* **Task details**: Your response should consist of the data that follows, repeated in full without alteration.

* **Dataset records**:

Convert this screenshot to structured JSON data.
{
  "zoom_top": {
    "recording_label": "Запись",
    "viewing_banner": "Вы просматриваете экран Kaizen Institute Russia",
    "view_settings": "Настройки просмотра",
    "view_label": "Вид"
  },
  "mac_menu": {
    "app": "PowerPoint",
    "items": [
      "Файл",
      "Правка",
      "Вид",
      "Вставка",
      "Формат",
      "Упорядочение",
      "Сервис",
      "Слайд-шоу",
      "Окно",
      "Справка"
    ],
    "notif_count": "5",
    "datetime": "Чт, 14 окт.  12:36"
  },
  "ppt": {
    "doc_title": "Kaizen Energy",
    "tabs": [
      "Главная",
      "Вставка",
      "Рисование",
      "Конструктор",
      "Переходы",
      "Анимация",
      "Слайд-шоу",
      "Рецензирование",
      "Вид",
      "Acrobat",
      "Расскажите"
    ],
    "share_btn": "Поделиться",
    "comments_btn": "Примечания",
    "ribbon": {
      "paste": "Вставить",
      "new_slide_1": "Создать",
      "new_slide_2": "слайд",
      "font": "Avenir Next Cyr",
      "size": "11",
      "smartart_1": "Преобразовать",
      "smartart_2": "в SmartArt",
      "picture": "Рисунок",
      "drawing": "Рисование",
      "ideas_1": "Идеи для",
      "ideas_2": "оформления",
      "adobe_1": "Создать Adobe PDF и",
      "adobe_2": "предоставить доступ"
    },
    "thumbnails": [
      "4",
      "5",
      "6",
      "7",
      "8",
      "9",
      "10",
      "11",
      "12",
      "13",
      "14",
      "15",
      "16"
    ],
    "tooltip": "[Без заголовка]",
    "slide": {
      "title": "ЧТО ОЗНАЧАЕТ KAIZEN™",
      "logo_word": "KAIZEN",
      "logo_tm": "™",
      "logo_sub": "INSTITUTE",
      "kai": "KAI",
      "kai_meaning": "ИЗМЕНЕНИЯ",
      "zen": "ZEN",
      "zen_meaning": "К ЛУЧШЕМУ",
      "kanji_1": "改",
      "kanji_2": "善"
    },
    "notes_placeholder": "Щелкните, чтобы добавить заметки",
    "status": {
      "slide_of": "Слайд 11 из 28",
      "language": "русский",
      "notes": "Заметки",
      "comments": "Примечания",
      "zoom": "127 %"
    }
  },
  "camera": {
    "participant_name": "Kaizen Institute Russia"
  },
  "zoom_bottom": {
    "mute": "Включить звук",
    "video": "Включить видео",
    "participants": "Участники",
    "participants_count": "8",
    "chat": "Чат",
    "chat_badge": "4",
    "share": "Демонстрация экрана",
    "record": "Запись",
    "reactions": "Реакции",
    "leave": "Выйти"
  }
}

* **Written response**:
Convert this screenshot to structured JSON data.
{
  "zoom_top": {
    "recording_label": "Запись",
    "viewing_banner": "Вы просматриваете экран Kaizen Institute Russia",
    "view_settings": "Настройки просмотра",
    "view_label": "Вид"
  },
  "mac_menu": {
    "app": "PowerPoint",
    "items": [
      "Файл",
      "Правка",
      "Вид",
      "Вставка",
      "Формат",
      "Упорядочение",
      "Сервис",
      "Слайд-шоу",
      "Окно",
      "Справка"
    ],
    "notif_count": "5",
    "datetime": "Чт, 14 окт.  12:36"
  },
  "ppt": {
    "doc_title": "Kaizen Energy",
    "tabs": [
      "Главная",
      "Вставка",
      "Рисование",
      "Конструктор",
      "Переходы",
      "Анимация",
      "Слайд-шоу",
      "Рецензирование",
      "Вид",
      "Acrobat",
      "Расскажите"
    ],
    "share_btn": "Поделиться",
    "comments_btn": "Примечания",
    "ribbon": {
      "paste": "Вставить",
      "new_slide_1": "Создать",
      "new_slide_2": "слайд",
      "font": "Avenir Next Cyr",
      "size": "11",
      "smartart_1": "Преобразовать",
      "smartart_2": "в SmartArt",
      "picture": "Рисунок",
      "drawing": "Рисование",
      "ideas_1": "Идеи для",
      "ideas_2": "оформления",
      "adobe_1": "Создать Adobe PDF и",
      "adobe_2": "предоставить доступ"
    },
    "thumbnails": [
      "4",
      "5",
      "6",
      "7",
      "8",
      "9",
      "10",
      "11",
      "12",
      "13",
      "14",
      "15",
      "16"
    ],
    "tooltip": "[Без заголовка]",
    "slide": {
      "title": "ЧТО ОЗНАЧАЕТ KAIZEN™",
      "logo_word": "KAIZEN",
      "logo_tm": "™",
      "logo_sub": "INSTITUTE",
      "kai": "KAI",
      "kai_meaning": "ИЗМЕНЕНИЯ",
      "zen": "ZEN",
      "zen_meaning": "К ЛУЧШЕМУ",
      "kanji_1": "改",
      "kanji_2": "善"
    },
    "notes_placeholder": "Щелкните, чтобы добавить заметки",
    "status": {
      "slide_of": "Слайд 11 из 28",
      "language": "русский",
      "notes": "Заметки",
      "comments": "Примечания",
      "zoom": "127 %"
    }
  },
  "camera": {
    "participant_name": "Kaizen Institute Russia"
  },
  "zoom_bottom": {
    "mute": "Включить звук",
    "video": "Включить видео",
    "participants": "Участники",
    "participants_count": "8",
    "chat": "Чат",
    "chat_badge": "4",
    "share": "Демонстрация экрана",
    "record": "Запись",
    "reactions": "Реакции",
    "leave": "Выйти"
  }
}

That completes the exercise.